Referenced by
Citing PatentFiling datePublication dateApplicantTitle
US8409285 *Nov 14, 2011Apr 2, 2013Cervitech, Inc.Prosthesis for partial replacement of a vertebral body
US8585738May 14, 2012Nov 19, 2013Miguel A. LinaresOne and two piece spinal jack incorporating varying mechanical pivot, hinge and cam lift constructions for establishing a desired spacing between succeeding vertebrae
US8613758May 14, 2012Dec 24, 2013Linares Medical Devices, LlcTwo piece spinal jack incorporating varying mechanical and fluidic lift mechanisms for establishing a desired spacing between succeeding vertebrae
US8715351 *Nov 29, 2012May 6, 2014Spine Wave, Inc.Expandable interbody fusion device with graft chambers
US20100305707 *Aug 13, 2010Dec 2, 2010Biedermann Motech GmbhSpacer for insertion between two vertebrae
US20110208306 *May 3, 2011Aug 25, 2011Zimmer Spine, Inc.Tissue spacer implant, implant tool, and methods of use thereof
US20120059471 *Nov 14, 2011Mar 8, 2012Cervitech, Inc.Prosthesis for partial replacement of a vertebral body
Legal Events
DateCodeEventDescription
Oct 8, 2013RFReissue application filed
Effective date: 20130523
Dec 10, 2009ASAssignment
Owner name: AESCULAP IMPLANT SYSTEMS, INC., PENNSYLVANIA
Free format text: ASSIGNMENT OF ASSIGNORS INTEREST;ASSIGNOR:BIOSPINE, LLC;REEL/FRAME:023635/0723
Effective date: 20090825
Owner name: AESCULAP IMPLANT SYSTEMS, LLC, PENNSYLVANIA
Free format text: CHANGE OF NAME;ASSIGNOR:AESCULAP IMPLANT SYSTEMS, INC.;REEL/FRAME:023635/0810
Effective date: 20091001
Jan 23, 2008ASAssignment
Owner name: BIOSPINE, LLC, INDIANA
Free format text: ASSIGNMENT OF ASSIGNORS INTEREST;ASSIGNORS:REFAI, DANIEL;FARRIS, JEFFREY A.;REEL/FRAME:020399/0644;SIGNING DATES FROM 20071019 TO 20071022
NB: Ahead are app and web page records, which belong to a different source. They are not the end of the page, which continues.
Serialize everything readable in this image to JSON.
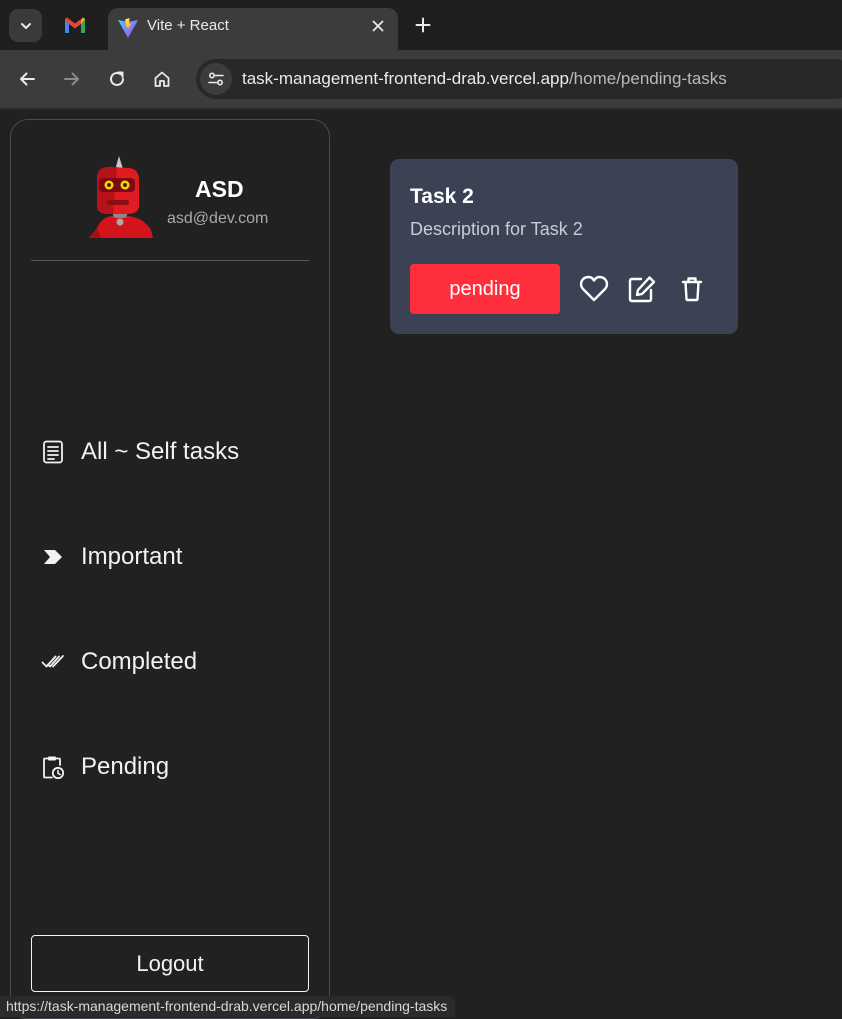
{
  "browser": {
    "tab_title": "Vite + React",
    "url_host": "task-management-frontend-drab.vercel.app",
    "url_path": "/home/pending-tasks",
    "status_url": "https://task-management-frontend-drab.vercel.app/home/pending-tasks",
    "icons": {
      "tab_search": "chevron-down-icon",
      "pinned": "gmail-icon",
      "favicon": "vite-icon",
      "close": "close-icon",
      "new_tab": "plus-icon",
      "back": "back-arrow-icon",
      "forward": "forward-arrow-icon",
      "reload": "reload-icon",
      "home": "home-icon",
      "site_info": "tune-icon"
    }
  },
  "sidebar": {
    "user": {
      "name": "ASD",
      "email": "asd@dev.com"
    },
    "items": [
      {
        "label": "All ~ Self tasks",
        "icon": "document-icon"
      },
      {
        "label": "Important",
        "icon": "label-arrow-icon"
      },
      {
        "label": "Completed",
        "icon": "double-check-icon"
      },
      {
        "label": "Pending",
        "icon": "clipboard-clock-icon"
      }
    ],
    "logout_label": "Logout"
  },
  "tasks": [
    {
      "title": "Task 2",
      "description": "Description for Task 2",
      "status": "pending"
    }
  ],
  "colors": {
    "page_bg": "#212121",
    "card_bg": "#3a4254",
    "status_pending": "#ff2e3d",
    "sidebar_border": "#4a4a55"
  }
}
Free format text: ASSIGNMENT OF ASSIGNORS INTEREST;ASSIGNORS:REFAI, DANIEL;FARRIS, JEFFREY A.;SIGNING DATES FROM 20071019 TO 20071022;REEL/FRAME:020399/0644